- Tech Check. Make sure you and the client has downloaded and understands how to use the agreed upon platform. Make sure your battery is sufficiently charged for the length of the meeting and your wifi signal is strong. There is nothing worse than a meeting that cuts out intermittently. Do you need to record the meeting? Make sure you know how to do this before the meeting starts so you aren’t fumbling around looking for the record button.
- Set up a peaceful environment. Close all doors and windows, and turn noisy devices like fans off. This will eliminate as much background noise as possible. Ideally, set up your seating area in a well-lit location.
- Make yourself presentable, just as if it were an in-person meeting. For audio-only calls, I wear my standard work-from-home uniform: a Ramones t-shirt and ripped jeans.
- Prepare any notes or questions you have in a separate window on the computer. If the screen isn’t big enough to navigate between the meeting and a document easily, use hard copies. Have a notebook and pen ready.

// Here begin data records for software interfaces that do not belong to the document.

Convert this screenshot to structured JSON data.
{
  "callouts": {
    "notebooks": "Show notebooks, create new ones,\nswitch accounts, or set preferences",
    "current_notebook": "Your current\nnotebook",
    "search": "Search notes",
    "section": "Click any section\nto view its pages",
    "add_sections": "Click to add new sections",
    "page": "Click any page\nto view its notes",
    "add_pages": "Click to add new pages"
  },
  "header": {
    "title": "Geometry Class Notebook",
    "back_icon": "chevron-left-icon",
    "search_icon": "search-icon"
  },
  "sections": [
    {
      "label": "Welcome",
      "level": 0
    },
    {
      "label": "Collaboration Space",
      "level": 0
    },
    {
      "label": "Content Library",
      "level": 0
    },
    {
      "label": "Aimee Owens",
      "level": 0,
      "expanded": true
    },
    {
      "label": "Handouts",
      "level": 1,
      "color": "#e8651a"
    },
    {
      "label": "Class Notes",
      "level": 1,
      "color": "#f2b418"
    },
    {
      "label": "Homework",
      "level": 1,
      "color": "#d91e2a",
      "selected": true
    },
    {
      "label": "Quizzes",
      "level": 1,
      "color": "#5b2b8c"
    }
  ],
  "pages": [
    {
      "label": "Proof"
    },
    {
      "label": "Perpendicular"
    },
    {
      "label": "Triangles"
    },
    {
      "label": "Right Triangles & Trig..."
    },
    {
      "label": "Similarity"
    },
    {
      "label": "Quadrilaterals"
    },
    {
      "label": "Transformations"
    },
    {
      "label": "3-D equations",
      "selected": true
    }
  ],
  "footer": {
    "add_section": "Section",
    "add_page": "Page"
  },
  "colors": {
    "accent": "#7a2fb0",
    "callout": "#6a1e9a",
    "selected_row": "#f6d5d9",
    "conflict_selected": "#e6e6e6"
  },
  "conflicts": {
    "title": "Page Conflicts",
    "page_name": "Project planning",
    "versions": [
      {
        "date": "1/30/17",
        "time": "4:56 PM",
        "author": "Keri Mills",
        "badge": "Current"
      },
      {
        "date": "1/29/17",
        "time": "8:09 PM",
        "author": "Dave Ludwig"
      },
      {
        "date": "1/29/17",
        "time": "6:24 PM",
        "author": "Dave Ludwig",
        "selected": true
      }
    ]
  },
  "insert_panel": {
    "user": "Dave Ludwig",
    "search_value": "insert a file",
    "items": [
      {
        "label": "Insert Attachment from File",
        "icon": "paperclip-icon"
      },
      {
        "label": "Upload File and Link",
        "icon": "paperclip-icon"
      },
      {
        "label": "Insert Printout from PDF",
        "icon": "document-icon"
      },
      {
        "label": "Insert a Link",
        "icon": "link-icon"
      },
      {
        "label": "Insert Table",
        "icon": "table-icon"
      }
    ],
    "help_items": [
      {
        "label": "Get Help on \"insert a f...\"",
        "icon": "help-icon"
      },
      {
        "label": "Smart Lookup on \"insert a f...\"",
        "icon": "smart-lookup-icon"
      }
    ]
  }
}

- Make a cup of tea and relax. Beverages are a must but it’s best practice to never eat during an online meeting.
- Re-assure the client. If this is the first online interview with a client, them know that an online meeting will be just like being there with them. This is especially important for clients who aren’t tech saavy. Present them your agenda for the meeting.
- Frame the interview as a conversation. A client probably won’t remember everything about their life instantaneously. Conduct it as a chat rather than a grilling.
- Expect the unexpected! Remember the video of the little girl bursting into her father’s video call on BBC News last year? No matter how many times you see it, it never gets old. If a dog or child interrupts, it’s another way for a writer and client to get to know one another. Once, I conducted an entire in-person interview with a cat on my lap, and another time a Scottish terrier named “Wee Girl” beckoned me to a game of fetch. An occasional intrusion makes the process more fun for everyone.
Since the Covid-19 lock down began, I have conducted close to 20 hours of video calls with clients. The first was with an 86-year-old gentleman named Sukhdev, the second with Francois.
The experience wasn’t much different from meeting someone in person. With Sukhdev, the main difference involved descriptions of individuals and locations from his past. In person, this would elicit a presentation of a family photo album or framed pictures from the mantelpiece. Since this wasn’t feasible, we engaged in a comprehensive conversation about the height, idiosyncrasies and clothing styles of the most important people in his story.
Waving goodbye to my client Sukhdev after an enjoyable and fulfilling video call!
For locations, I Googled images of each client’s home village in India and France and discovered plenty of details with which to set the scenes in their respective books.
In terms of human interaction, the dynamics were the same online as in person. We made eye contact with each other and shared our love of tea. We laughed together over funny an and quickly developed an easy rapport that grew with each subsequent meeting.
On a call with one of my clients Francois – ready to listen to his stories, cups of tea at the ready!
Technology has enabled me to have warm, meaningful exchanges with the people who have entrusted me to tell their stories. We are very lucky when compared to the people who lived through the 1918 influenza epidemic: They had no internet to help them get through it. In 2020, we ghostwriters are ready, willing and able to get through this together, with an assist from the technology at our fingertips.
Do you have a story idea? Pitch it to us below, and we’ll work to match you with a writer like Jennifer who can help you bring your vision to life.